You people are mean. The writer is clearly young and trying hard. Leave him alone.

You also forgot to mention this strange string of non-sense: "Now the buildings were more real, and the big, blue tower by the river, shaped like a butterfly, presented its rooftop cooling units and came up to meet him, then pulled on past, near as a train you'd run to catch."

Don't try quite so hard.


One of the most poorly written articles I have ever read. the writer seems extremely bitter and his writing skills are equal to that of a high schooler.


the taste of alien candy?


"The high-noon sun was a charm, and everybody stared into it, searching for a human form."


Let me guess, undergraduate english major interning for credit? Still, this wasn't a complete waste of time. Good effort, bro.

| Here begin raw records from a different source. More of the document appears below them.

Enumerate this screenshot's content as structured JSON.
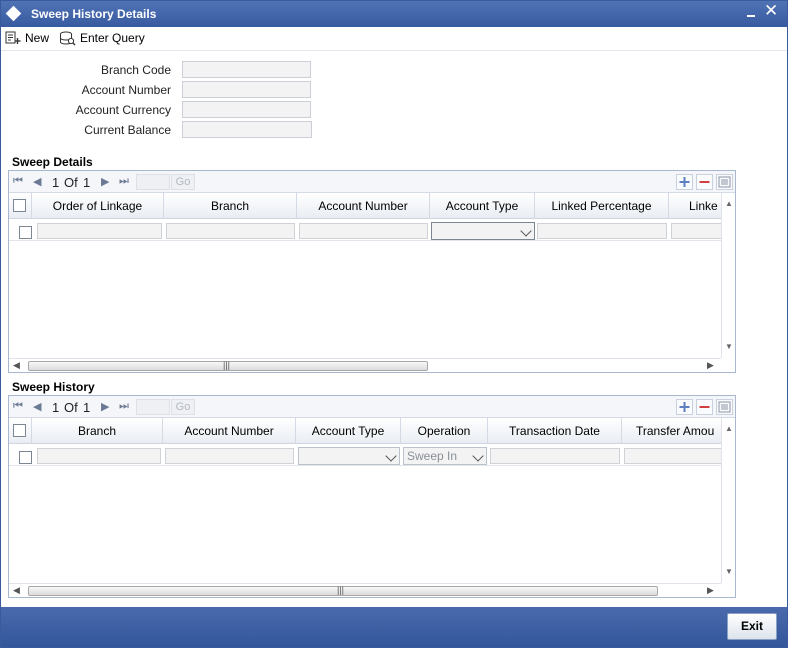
{
  "window": {
    "title": "Sweep History Details",
    "close_glyph": "✕"
  },
  "toolbar": {
    "new_label": "New",
    "enter_query_label": "Enter Query"
  },
  "form": {
    "fields": [
      {
        "label": "Branch Code",
        "value": ""
      },
      {
        "label": "Account Number",
        "value": ""
      },
      {
        "label": "Account Currency",
        "value": ""
      },
      {
        "label": "Current Balance",
        "value": ""
      }
    ]
  },
  "sweep_details": {
    "title": "Sweep Details",
    "pager": {
      "current": "1",
      "of_label": "Of",
      "total": "1",
      "go_label": "Go"
    },
    "columns": [
      "Order of Linkage",
      "Branch",
      "Account Number",
      "Account Type",
      "Linked Percentage",
      "Linke"
    ]
  },
  "sweep_history": {
    "title": "Sweep History",
    "pager": {
      "current": "1",
      "of_label": "Of",
      "total": "1",
      "go_label": "Go"
    },
    "columns": [
      "Branch",
      "Account Number",
      "Account Type",
      "Operation",
      "Transaction Date",
      "Transfer Amou"
    ],
    "row": {
      "operation_value": "Sweep In"
    }
  },
  "footer": {
    "exit_label": "Exit"
  },
  "icons": {
    "first": "⏮",
    "prev": "◀",
    "next": "▶",
    "last": "⏭",
    "scroll_up": "▲",
    "scroll_down": "▼",
    "scroll_left": "◀",
    "scroll_right": "▶",
    "grip": "|||"
  },
  "colors": {
    "titlebar": "#4466aa",
    "footer": "#3a5a9c",
    "accent_add": "#5b7fc0",
    "accent_delete": "#d04040"
  }
}
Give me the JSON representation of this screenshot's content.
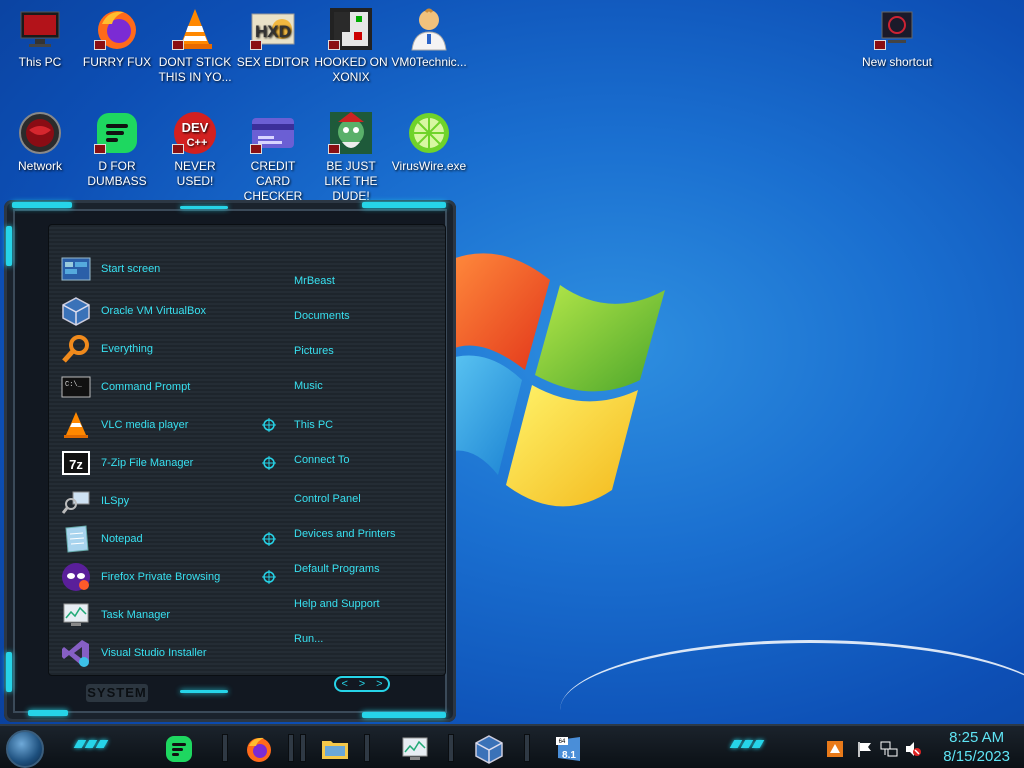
{
  "desktop": {
    "icons": [
      {
        "label": "This PC"
      },
      {
        "label": "FURRY FUX"
      },
      {
        "label": "DONT STICK THIS IN YO..."
      },
      {
        "label": "SEX EDITOR"
      },
      {
        "label": "HOOKED ON XONIX"
      },
      {
        "label": "VM0Technic..."
      },
      {
        "label": "New shortcut"
      },
      {
        "label": "Network"
      },
      {
        "label": "D FOR DUMBASS"
      },
      {
        "label": "NEVER USED!"
      },
      {
        "label": "CREDIT CARD CHECKER"
      },
      {
        "label": "BE JUST LIKE THE DUDE!"
      },
      {
        "label": "VirusWire.exe"
      }
    ],
    "dev_icon_text": "DEV",
    "dev_icon_sub": "C++",
    "sevenzip_badge": "7z",
    "hxd_letters": "HXD"
  },
  "start_menu": {
    "programs": [
      {
        "label": "Start screen"
      },
      {
        "label": "Oracle VM VirtualBox"
      },
      {
        "label": "Everything"
      },
      {
        "label": "Command Prompt"
      },
      {
        "label": "VLC media player"
      },
      {
        "label": "7-Zip File Manager"
      },
      {
        "label": "ILSpy"
      },
      {
        "label": "Notepad"
      },
      {
        "label": "Firefox Private Browsing"
      },
      {
        "label": "Task Manager"
      },
      {
        "label": "Visual Studio Installer"
      }
    ],
    "cmd_icon_text": "C:\\_",
    "right_items": [
      {
        "label": "MrBeast"
      },
      {
        "label": "Documents"
      },
      {
        "label": "Pictures"
      },
      {
        "label": "Music"
      },
      {
        "label": "This PC"
      },
      {
        "label": "Connect To"
      },
      {
        "label": "Control Panel"
      },
      {
        "label": "Devices and Printers"
      },
      {
        "label": "Default Programs"
      },
      {
        "label": "Help and Support"
      },
      {
        "label": "Run..."
      }
    ],
    "system_label": "SYSTEM",
    "power_arrows": [
      "<",
      ">",
      ">"
    ]
  },
  "taskbar": {
    "win81_badge_top": "64",
    "win81_badge": "8.1",
    "time": "8:25 AM",
    "date": "8/15/2023"
  },
  "colors": {
    "accent": "#26d4e8",
    "menu_text": "#38e0f0"
  }
}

Oprah Winfrey
Oprah Winfrey

I liked "the silver can, the promise"

Stefan: You're a good writer, just tone down the language.